[Opening LISTED RECORDS section]

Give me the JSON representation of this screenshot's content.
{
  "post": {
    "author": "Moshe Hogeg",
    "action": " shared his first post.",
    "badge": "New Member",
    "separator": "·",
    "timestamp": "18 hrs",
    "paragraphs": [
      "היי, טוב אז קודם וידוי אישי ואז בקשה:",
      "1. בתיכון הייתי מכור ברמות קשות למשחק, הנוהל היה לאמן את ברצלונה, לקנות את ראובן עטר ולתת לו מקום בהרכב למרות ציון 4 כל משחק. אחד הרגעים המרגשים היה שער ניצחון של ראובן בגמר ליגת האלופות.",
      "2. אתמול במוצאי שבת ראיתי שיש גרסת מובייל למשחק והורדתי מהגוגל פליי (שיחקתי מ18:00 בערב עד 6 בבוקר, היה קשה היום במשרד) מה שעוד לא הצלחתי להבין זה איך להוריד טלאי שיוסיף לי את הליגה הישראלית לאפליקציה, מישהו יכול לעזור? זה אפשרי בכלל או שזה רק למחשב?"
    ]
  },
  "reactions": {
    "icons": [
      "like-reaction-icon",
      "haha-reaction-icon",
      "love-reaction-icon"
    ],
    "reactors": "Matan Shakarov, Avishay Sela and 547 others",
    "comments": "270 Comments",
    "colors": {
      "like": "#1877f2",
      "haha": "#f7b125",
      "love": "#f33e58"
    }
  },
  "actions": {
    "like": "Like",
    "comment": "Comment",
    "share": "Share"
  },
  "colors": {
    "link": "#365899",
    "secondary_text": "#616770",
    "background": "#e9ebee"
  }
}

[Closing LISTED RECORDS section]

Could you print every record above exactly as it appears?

Give me the JSON representation of this screenshot's content.
{
  "post": {
    "author": "Moshe Hogeg",
    "action": " shared his first post.",
    "badge": "New Member",
    "separator": "·",
    "timestamp": "18 hrs",
    "paragraphs": [
      "היי, טוב אז קודם וידוי אישי ואז בקשה:",
      "1. בתיכון הייתי מכור ברמות קשות למשחק, הנוהל היה לאמן את ברצלונה, לקנות את ראובן עטר ולתת לו מקום בהרכב למרות ציון 4 כל משחק. אחד הרגעים המרגשים היה שער ניצחון של ראובן בגמר ליגת האלופות.",
      "2. אתמול במוצאי שבת ראיתי שיש גרסת מובייל למשחק והורדתי מהגוגל פליי (שיחקתי מ18:00 בערב עד 6 בבוקר, היה קשה היום במשרד) מה שעוד לא הצלחתי להבין זה איך להוריד טלאי שיוסיף לי את הליגה הישראלית לאפליקציה, מישהו יכול לעזור? זה אפשרי בכלל או שזה רק למחשב?"
    ]
  },
  "reactions": {
    "icons": [
      "like-reaction-icon",
      "haha-reaction-icon",
      "love-reaction-icon"
    ],
    "reactors": "Matan Shakarov, Avishay Sela and 547 others",
    "comments": "270 Comments",
    "colors": {
      "like": "#1877f2",
      "haha": "#f7b125",
      "love": "#f33e58"
    }
  },
  "actions": {
    "like": "Like",
    "comment": "Comment",
    "share": "Share"
  },
  "colors": {
    "link": "#365899",
    "secondary_text": "#616770",
    "background": "#e9ebee"
  }
}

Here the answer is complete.